Orangeries and Conservatories – What are the Differences?

Orangeries, conservatories and garden rooms; these three very different types of extensions all have their own distinct qualities. It can be confusing to know which is which, let alone deciding which one is right for your home, so we’ve made it easy with our expert guide.

We are often asked, what is the difference between a Conservatory and an Orangery? The purpose of a glazed extension is to bring the outside into your home, instantly transforming the space that you live in by creating a bright and airy interior and establishing a coherent connection between your house and your garden. But what is the difference between a conservatory and an orangery, and how is an orangery different from a garden room? How do you know which one is right for your home? Essentially they can all be classed as ‘garden room extensions’, but they are ultimately defined by the proportions of glazing, timber, and masonry materials used in the architectural design.

Let’s explore the different extension types in more detail…

What is a conservatory?

Conservatories were a hugely popular type of glazed extension during the 1980s. Commonly associated with uPVC construction materials and rattan furniture, they will typically have fully glazed walls and a glazed roof set on a brick foundation. Homeowners loved the idea of easily adding additional space to their properties, which could be used as a bright and spacious formal lounge or dining room that offered close-up views of their gardens.

Where a conservatory is predominantly made from glazing, it allows for the extended space to be filled with as much natural light as possible. Unfortunately, traditional conservatories earned a reputation for feeling hot and stuffy in the summer and cold in the winter. The uPVC also had a tendency to date and turn yellow; not exactly a desirable look. As people started to realise that their expensive conservatories were an investment that could only be used for half the year when the weather was mild, they began to fall out of style.

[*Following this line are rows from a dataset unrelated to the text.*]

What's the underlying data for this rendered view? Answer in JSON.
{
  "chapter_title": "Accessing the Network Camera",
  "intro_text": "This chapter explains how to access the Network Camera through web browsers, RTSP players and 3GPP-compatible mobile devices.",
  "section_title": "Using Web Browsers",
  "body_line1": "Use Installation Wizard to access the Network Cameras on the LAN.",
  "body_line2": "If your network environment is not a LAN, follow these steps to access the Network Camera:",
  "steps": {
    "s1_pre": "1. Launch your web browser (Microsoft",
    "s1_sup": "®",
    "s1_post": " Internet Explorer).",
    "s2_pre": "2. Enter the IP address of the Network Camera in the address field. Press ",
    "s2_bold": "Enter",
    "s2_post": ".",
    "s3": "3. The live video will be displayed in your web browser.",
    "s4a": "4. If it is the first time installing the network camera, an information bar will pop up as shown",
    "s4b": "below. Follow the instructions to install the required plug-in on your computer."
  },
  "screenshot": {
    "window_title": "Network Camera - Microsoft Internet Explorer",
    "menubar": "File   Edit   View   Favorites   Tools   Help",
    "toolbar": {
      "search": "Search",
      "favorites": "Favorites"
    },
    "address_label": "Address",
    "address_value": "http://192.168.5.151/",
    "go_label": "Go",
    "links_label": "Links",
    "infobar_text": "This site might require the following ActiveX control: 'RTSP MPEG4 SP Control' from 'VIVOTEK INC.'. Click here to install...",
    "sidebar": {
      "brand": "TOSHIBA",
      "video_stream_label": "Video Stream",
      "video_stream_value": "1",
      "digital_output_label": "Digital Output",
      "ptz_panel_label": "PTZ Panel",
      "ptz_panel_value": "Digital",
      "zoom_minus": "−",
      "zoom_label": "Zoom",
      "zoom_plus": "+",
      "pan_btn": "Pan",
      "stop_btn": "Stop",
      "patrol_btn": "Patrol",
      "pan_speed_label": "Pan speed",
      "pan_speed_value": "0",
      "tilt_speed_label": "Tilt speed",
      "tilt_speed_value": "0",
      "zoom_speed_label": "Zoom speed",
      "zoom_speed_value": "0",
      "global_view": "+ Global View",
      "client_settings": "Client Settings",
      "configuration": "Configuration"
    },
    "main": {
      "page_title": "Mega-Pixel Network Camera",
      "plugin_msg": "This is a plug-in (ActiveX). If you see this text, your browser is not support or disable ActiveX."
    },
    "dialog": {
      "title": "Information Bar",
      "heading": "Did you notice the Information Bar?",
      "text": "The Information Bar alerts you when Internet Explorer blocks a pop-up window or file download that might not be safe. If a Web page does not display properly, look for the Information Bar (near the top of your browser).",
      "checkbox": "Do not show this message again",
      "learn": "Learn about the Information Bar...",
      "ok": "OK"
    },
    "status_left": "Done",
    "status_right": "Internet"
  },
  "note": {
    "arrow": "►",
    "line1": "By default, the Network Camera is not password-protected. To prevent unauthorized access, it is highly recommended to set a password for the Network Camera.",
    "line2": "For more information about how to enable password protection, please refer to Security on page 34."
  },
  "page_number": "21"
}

This is a shame, as a quality conservatory traditionally crafted with timber can be a beautiful addition to any home. There are certainly ways to overcome the common temperature problems, such as roof vents which help to improve circulation, underfloor heating and solar control glazing to limit the amount of warmth coming in from the sun.


What is an orangery?

An orangery is a building or room with a glass roof and many glazed windows and door. They are typically made of brick or stone. The roof is often flat, with a central lantern or skylight to allow in natural light which made them ideal for growing citrus trees or other plants that are sensitive to cold weather.

Orangeries were first built in the 17th century in Europe, they were a symbol of wealth and prestige among the elite; Reaching the height of popularity in the 18th and 19th centuries. Orangeries are often located in the garden or on the grounds of a large house. The aristocracy adored these beautiful rooms and felt that they gave their mansions a sense of splendour and opulence, with their elegant architectural lines and timeless style.

The conservatory’s decline in popularity in recent years has led to a huge rise in homeowners opting for contemporary orangeries instead. Combining balanced design with flawless functionality, a garden room or orangery extension is still the height of luxury and carries an air of sumptuous elegance.



What is the difference between an orangery and a conservatory?

The main difference between an orangery and a conservatory is the roof and percentage of glazing. An orangery typically has a solid roof – that helps to insulate the space – with a glazed parapet, while a conservatory has a fully glazed roof. In addition, an orangery will often feature a dwarf wall or columns that provide insulation, where as a conservatory has less insulation and more glazing. Which means that orangeries are also typically warmer than conservatories in the winter and cooler in the summer.

Orangeries and conservatories are both popular choices for people who want to add an extension to their home that is filled with natural light. They can also be used as a place to relax, entertain guests, or grow plants. 


What is a garden room?

A garden room is similar to an orangery with semi-glazed walls, but with a roof made entirely from tiles instead of a roof lantern. A garden room is more likely to look like a part of the building it’s adjoined to rather than an additional add-on, with matching tiles, brickwork and other details.


Garden rooms will typically have a high roofline and a dramatic glazed gable which looks spectacular and fills the space with plenty of natural light.


No matter what style you choose, ultimately a luxurious garden room should be an investment that will add to your property’s value and change the way you use the space within your home, so quality is vital to keep it looking good for years to come. The key to building a long-lasting extension is to choose a superior, premium product that has been expertly designed and built with a luxury finish.  

Find out more about orangeries and conservatories